Jung’s ‘Food for Life’
I prattle on a lot about eating as a spiritual act, and I believe it. But to say it’s a spiritual act does not claim eating as eternally positive. Halos and cornflakes don’t always go together.
To claim eating as spiritual is to affirm it as an act of meaning. As the oft-quoted culinary philosophy goes, we are what we eat: that is, what, where, how and with whom we eat speaks volumes about our most primary values. Those values may be life- and community-affirming, or not. But they are values all the same. Such is our spirituality—the most daily expression of what we truly believe, both positively and negatively.
The contemporary proliferation of eating disorders is a tragic illustration of the point. An eating disorder is eating gone wrong, evidence of deeper values and beliefs that are themselves disordered. How such disordering happens or where it originates is complex. Regardless, disorders like these point to a disordered spirituality, but a spirituality no less.
Theologian L. Shannon Jung wrote the book Food for Life: The Spirituality and Ethics of Eating out of his own struggle with an eating disorder and his consequent battle with obesity. Though he doesn’t dwell on his own story, his willingness to name it adds immeasurable worth to his writing.
In Part 1, Jung affirms eating as a profoundly joyful act, one through which we delight in God’s goodness in the most tangible way. But that joy is diminished, he argues, when the act of eating is a disconnected one: disconnected from its source, the Giver of life and sustenance; and disconnected from relationship with our fellow human beings and the earth itself.
For Jung, food is gift: first it’s the gift of delight: a daily and routine reminder of the providence of God. Second, it’s the gift of sharing: the commitment to hospitality, mission and justice that flows naturally from genuine delight. According to Jung, disordered eating is eating disconnected from one or both of these gifts.
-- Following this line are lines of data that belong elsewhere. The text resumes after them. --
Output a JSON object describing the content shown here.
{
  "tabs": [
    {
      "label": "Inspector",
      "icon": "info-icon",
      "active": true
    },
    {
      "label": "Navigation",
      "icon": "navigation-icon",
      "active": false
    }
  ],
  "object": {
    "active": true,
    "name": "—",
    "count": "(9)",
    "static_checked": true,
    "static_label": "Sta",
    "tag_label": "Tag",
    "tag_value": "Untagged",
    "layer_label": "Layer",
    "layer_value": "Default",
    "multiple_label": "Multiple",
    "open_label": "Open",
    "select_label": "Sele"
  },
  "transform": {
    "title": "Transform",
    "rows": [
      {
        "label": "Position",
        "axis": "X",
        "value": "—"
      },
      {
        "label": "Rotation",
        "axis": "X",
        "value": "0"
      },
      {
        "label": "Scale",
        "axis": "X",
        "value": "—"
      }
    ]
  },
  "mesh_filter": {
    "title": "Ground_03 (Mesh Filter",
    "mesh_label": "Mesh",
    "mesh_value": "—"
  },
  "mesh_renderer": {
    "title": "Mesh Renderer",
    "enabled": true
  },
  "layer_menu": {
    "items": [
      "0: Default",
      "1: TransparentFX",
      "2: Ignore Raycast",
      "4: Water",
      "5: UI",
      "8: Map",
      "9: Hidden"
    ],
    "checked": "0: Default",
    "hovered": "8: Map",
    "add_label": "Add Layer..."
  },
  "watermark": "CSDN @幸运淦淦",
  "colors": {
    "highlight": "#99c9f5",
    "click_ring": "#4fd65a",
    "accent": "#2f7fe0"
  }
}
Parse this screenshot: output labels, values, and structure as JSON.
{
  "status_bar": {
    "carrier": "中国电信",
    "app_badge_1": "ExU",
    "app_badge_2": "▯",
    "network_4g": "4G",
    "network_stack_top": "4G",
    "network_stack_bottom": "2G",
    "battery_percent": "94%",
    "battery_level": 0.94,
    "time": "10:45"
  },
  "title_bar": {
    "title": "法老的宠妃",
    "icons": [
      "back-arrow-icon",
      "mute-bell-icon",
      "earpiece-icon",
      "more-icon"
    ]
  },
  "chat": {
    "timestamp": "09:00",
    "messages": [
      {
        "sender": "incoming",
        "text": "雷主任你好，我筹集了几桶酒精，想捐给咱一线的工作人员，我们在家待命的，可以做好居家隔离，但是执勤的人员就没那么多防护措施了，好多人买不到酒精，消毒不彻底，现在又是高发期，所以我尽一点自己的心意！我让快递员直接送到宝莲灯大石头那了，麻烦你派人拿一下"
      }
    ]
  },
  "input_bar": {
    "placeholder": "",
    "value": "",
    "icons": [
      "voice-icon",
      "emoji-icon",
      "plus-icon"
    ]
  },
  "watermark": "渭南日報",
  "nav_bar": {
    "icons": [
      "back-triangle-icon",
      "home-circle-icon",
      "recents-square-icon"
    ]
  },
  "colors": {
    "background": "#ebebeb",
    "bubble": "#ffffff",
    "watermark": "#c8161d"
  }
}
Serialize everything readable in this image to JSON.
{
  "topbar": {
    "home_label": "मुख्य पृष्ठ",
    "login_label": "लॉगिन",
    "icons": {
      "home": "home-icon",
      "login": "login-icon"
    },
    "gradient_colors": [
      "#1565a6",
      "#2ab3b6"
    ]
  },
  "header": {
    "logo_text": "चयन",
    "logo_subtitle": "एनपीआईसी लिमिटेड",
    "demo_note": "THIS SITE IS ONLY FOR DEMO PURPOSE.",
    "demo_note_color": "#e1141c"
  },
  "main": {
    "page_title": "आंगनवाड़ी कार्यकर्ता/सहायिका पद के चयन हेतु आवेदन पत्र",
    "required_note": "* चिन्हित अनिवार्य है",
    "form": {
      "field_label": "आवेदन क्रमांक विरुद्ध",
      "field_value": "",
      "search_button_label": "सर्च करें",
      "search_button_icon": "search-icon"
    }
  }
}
In Part 2, Jung very helpfully places personal eating disorders in the broader context of communal or societal disorders. He lists four categories of disorder, each violating eating as gift.
1. Systemic / Global Disorders: According to data from the World Health Organization, at least 1.1 billion people worldwide get too few calories to ward off hunger, while another 1.1 billion take in too many. Referring to the world supermarket of food distribution, Jung writes: ‘The values that dominate … are designed to promote a level of consumption and greed that will produce the greatest amount of profit and market share. Rather than design a system that will provide food for everyone (which is manifestly possible) and will delight all, the system is designed to produce food that is upscale, convenient, processed, and cheap for the consumers who can afford it.’
2. Lifestyle Disorders: We live and eat in a context in which consumption rather than relationship is now the key to participation and validation: ‘The food industry spends billions of dollars each year on advertising and promotion to create an environment that constantly pressures us to consume.’
3. Interpersonal Disorders: For some, the long-term deprivation of interpersonal relationships results in a fear of relating to others or the complete loss of the skills to do so. Food becomes an activity of solitude. ‘Often it is easier to eat alone that face the threat of relating.’ More fundamentally, ‘we have abrogated responsibility for each other and, at the most tangible level, responsibility of caring for each other physically and materially.’
4. Personal Disorders: Jung describes the ‘popular salvation myth’ that encourages us to fixate on our bodies and, in some cases, engage in disordered eating patterns as a result: ‘Eating disorders are the result of distorted desires for wholeness and salvation that cannot be fulfilled short of God’s grace. … They are hungry ghosts who can never be filled, but whose craving and grasping and self-conscious emptiness violate our happiness and put us on the treadmill of concupiscence.’
In all of this, Jung says, we are caught … caught in our complicity with unjust global food systems, and in our perversity, loving those very things that are not good for us. What’s more, we are driven by an underlying cultural belief in scarcity, ‘thus we think we have to grab the goodies before they are gone.’ Addressing this complicity and perversity in the kitchen is both a personal and communal challenge.
In the final Part 3 of the book, Jung addresses this challenge for both individual people of faith and for the church. His perspective is an important one, sensitively and accessibly written for a wide audience. It’s a good place to begin in the exploration of eating and faith.